◆ Directions for this task
Locate the string "Vonalstílus" in the records below. Copy every line where it occurs.

------ Recorded information

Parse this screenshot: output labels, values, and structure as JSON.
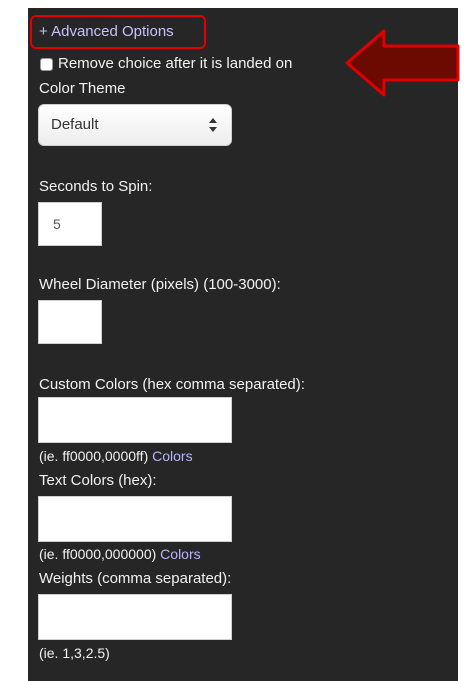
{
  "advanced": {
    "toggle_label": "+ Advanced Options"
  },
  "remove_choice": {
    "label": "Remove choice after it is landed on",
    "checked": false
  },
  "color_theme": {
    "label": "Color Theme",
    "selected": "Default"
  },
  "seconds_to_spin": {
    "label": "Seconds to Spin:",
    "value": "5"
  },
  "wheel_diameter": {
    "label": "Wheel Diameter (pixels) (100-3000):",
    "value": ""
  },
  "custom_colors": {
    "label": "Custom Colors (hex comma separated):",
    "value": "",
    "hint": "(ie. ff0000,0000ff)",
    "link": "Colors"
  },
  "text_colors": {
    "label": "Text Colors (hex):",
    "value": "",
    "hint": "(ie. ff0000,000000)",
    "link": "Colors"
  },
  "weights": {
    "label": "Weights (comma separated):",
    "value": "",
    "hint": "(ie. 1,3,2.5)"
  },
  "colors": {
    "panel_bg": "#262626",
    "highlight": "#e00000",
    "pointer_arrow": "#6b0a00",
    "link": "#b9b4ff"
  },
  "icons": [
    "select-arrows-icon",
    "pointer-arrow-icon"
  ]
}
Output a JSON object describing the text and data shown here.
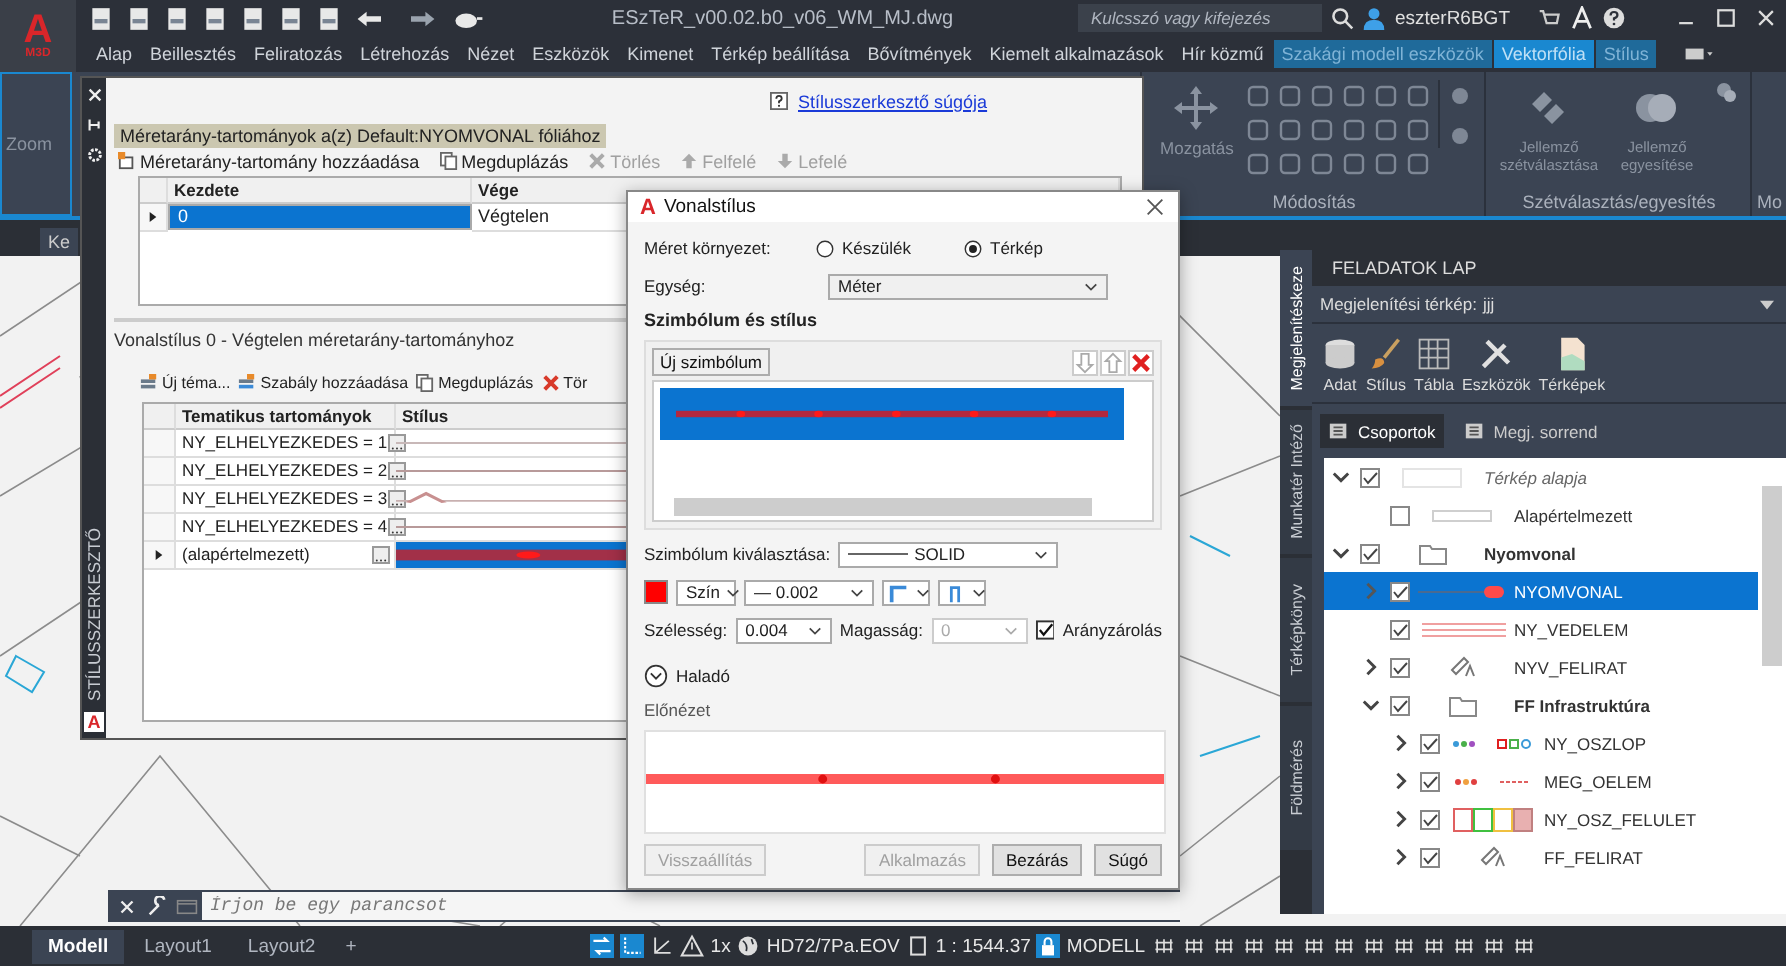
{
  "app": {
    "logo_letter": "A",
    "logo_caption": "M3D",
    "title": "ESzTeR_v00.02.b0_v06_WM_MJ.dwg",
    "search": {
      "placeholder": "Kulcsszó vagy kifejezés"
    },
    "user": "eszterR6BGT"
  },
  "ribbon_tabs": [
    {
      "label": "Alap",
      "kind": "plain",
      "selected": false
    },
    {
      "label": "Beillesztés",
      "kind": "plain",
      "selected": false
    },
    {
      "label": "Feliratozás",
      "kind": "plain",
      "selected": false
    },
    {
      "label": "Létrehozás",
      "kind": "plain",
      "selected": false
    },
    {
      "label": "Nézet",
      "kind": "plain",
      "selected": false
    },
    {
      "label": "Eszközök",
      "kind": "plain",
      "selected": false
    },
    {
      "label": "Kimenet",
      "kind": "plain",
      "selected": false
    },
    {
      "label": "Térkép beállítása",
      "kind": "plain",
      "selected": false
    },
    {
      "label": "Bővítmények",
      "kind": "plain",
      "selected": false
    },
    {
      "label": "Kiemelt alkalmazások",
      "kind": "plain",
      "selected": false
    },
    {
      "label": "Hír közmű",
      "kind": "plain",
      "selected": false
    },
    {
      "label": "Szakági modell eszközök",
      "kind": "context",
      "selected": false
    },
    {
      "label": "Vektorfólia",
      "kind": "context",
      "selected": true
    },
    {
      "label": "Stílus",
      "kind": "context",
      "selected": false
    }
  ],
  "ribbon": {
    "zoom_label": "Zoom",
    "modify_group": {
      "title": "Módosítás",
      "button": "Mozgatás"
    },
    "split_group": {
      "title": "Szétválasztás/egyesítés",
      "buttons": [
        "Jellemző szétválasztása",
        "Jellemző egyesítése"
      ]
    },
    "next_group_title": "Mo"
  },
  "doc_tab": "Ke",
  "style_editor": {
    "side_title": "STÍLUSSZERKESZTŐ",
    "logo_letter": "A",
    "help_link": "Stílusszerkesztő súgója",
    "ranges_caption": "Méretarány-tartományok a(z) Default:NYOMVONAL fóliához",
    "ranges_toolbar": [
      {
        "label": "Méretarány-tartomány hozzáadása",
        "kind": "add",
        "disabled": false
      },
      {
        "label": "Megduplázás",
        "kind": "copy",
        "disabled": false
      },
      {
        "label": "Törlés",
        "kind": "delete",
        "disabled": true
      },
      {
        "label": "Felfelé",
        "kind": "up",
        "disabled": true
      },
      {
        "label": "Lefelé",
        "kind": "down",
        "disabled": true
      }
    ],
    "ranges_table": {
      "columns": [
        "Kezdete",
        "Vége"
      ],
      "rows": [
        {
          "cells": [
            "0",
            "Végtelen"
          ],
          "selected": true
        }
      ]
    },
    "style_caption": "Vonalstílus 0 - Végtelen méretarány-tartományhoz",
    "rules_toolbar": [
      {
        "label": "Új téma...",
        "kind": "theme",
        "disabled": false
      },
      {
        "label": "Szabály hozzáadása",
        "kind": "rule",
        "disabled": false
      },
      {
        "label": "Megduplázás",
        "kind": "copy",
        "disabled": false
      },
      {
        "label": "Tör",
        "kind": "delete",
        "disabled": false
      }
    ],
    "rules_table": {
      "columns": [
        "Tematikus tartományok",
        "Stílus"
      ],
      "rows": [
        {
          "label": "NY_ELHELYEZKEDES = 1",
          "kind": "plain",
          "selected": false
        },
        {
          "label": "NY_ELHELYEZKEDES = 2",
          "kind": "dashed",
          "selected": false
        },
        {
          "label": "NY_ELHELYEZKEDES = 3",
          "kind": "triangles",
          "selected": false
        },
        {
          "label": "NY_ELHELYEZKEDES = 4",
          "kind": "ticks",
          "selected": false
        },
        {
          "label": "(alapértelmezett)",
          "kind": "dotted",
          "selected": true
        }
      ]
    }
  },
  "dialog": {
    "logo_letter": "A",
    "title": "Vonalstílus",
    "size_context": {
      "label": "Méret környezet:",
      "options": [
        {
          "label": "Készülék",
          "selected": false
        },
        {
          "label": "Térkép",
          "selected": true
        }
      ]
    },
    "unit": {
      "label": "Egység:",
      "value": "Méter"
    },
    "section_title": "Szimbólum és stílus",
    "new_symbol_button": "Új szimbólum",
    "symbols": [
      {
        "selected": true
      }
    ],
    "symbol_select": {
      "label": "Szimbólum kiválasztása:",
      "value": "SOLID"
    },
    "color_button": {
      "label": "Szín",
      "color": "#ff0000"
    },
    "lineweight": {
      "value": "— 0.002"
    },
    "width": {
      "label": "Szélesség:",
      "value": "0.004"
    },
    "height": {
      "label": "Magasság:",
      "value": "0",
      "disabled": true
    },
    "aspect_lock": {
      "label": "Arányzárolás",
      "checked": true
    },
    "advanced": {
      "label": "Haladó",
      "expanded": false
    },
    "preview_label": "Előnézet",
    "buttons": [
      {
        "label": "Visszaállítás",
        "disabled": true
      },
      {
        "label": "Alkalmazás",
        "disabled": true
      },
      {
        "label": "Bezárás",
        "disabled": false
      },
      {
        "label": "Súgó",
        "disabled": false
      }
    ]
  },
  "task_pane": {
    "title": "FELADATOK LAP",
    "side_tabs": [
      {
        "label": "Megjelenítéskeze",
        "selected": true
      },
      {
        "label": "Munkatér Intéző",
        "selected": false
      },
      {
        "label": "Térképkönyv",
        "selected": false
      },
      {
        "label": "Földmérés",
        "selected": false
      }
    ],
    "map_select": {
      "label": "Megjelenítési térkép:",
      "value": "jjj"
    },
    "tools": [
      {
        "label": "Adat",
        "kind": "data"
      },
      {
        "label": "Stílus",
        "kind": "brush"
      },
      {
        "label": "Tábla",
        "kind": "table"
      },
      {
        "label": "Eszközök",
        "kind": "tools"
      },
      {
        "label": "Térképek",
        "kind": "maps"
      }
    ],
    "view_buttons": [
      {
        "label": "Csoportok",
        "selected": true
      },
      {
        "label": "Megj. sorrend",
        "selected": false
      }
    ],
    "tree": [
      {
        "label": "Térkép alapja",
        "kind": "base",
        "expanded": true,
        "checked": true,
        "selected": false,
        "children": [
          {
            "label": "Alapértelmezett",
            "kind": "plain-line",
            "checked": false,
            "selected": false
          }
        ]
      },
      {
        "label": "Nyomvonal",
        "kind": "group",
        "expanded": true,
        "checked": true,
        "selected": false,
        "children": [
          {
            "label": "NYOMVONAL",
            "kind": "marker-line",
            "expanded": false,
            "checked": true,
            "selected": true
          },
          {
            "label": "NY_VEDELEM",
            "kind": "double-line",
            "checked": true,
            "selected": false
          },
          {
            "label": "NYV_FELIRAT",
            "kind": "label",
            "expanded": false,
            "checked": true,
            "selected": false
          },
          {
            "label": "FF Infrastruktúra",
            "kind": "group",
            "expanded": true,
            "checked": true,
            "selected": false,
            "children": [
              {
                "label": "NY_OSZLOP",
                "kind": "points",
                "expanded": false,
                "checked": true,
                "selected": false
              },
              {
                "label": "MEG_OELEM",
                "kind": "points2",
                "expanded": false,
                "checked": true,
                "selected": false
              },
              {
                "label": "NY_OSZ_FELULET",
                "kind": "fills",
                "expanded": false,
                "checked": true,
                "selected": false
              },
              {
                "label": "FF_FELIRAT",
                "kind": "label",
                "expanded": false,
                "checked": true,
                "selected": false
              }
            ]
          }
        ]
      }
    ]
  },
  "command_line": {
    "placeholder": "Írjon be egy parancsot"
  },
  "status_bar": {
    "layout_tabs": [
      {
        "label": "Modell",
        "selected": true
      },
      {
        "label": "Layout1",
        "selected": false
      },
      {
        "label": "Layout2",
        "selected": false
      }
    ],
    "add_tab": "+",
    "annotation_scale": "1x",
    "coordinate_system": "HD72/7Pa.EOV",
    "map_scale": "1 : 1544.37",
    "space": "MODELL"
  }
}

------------

◆ Problem solution
    "style_caption": "Vonalstílus 0 - Végtelen méretarány-tartományhoz",
    "title": "Vonalstílus",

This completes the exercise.